*PROMPT*:
From the listing below, tally the lines that include "Default". Return only the total.

═════ SOURCE INFORMATION

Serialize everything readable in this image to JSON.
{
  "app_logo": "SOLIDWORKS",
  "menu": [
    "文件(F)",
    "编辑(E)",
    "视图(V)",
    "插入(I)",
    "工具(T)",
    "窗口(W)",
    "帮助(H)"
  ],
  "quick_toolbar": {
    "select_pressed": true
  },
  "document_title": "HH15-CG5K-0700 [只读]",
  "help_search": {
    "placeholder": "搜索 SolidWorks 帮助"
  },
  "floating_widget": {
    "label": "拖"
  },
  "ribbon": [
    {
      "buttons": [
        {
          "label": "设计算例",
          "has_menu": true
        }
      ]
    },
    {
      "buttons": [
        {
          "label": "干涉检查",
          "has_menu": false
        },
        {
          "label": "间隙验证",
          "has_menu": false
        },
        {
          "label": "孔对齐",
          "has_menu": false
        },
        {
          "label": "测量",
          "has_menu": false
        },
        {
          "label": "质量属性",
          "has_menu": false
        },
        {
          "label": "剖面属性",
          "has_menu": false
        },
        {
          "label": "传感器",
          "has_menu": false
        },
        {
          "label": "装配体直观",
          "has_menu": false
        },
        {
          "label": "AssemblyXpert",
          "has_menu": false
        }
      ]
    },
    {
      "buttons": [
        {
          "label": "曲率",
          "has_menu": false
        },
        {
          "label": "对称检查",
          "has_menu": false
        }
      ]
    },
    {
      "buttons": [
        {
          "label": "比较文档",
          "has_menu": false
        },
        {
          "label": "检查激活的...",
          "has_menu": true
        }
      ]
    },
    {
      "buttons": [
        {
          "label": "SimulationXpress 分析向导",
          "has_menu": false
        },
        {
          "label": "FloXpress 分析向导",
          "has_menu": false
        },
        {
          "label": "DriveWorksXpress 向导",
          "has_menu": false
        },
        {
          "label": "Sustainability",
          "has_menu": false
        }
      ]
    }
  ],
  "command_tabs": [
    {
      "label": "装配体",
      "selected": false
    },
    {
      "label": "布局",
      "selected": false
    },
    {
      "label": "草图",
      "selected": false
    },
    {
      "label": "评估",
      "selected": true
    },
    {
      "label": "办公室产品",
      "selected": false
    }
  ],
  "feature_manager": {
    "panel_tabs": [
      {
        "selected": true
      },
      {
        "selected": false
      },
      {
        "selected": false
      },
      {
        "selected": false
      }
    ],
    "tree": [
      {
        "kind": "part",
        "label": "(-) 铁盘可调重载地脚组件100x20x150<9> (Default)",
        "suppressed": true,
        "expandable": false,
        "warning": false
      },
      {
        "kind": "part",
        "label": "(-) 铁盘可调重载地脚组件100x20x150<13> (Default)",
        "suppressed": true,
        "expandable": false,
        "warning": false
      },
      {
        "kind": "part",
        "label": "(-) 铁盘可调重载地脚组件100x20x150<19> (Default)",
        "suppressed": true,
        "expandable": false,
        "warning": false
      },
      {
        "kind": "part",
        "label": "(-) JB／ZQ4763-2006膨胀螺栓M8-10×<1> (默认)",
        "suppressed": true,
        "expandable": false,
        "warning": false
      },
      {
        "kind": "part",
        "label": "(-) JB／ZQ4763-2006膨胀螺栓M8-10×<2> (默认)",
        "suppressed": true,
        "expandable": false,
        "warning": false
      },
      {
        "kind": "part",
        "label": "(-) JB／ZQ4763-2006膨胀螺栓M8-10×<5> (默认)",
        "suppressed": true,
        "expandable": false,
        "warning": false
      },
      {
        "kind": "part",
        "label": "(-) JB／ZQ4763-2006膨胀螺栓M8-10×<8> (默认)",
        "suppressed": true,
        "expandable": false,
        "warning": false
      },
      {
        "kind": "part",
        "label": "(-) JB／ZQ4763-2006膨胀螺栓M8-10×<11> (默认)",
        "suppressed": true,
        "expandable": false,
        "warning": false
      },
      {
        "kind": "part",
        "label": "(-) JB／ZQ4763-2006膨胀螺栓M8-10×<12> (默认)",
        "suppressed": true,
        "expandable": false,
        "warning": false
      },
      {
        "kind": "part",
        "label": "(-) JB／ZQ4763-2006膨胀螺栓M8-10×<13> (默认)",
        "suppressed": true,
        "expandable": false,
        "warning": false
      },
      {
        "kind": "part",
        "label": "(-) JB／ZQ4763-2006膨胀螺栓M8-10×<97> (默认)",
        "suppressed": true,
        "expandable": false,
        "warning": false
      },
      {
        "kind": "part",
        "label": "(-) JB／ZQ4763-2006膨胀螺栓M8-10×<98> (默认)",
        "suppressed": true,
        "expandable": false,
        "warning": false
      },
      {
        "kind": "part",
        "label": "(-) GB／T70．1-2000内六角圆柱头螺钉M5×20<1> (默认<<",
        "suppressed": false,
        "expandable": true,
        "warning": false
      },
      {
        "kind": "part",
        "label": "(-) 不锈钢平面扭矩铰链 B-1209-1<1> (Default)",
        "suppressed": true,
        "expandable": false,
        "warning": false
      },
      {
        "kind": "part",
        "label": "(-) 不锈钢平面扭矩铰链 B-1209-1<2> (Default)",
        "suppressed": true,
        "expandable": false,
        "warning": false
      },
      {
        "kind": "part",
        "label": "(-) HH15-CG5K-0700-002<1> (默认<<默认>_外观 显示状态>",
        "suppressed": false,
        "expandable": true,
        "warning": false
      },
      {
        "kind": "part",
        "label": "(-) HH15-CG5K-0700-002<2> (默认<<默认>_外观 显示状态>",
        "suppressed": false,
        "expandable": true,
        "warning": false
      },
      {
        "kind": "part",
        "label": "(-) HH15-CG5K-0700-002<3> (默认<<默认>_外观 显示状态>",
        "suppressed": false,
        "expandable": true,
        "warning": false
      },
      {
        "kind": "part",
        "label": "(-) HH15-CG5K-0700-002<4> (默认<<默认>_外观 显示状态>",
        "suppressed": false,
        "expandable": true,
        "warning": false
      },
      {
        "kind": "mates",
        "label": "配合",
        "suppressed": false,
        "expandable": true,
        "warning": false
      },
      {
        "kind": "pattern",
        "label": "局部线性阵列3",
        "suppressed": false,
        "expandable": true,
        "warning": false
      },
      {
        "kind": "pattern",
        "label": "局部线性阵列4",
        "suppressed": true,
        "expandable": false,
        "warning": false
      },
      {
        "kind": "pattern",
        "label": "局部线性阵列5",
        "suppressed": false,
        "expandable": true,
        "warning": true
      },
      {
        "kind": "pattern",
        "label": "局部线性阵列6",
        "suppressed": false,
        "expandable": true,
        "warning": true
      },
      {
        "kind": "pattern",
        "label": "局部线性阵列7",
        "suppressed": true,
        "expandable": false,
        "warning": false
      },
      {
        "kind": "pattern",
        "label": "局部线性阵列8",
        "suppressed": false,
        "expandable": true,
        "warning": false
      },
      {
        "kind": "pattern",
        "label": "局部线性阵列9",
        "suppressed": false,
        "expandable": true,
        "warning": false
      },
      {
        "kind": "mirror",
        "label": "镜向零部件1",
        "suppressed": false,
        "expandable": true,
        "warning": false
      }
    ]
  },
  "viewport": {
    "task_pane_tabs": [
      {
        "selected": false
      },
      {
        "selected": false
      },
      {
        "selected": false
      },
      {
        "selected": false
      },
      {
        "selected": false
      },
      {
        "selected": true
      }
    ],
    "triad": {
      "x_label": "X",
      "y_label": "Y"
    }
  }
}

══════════

*EXPECTED ANSWER*:
5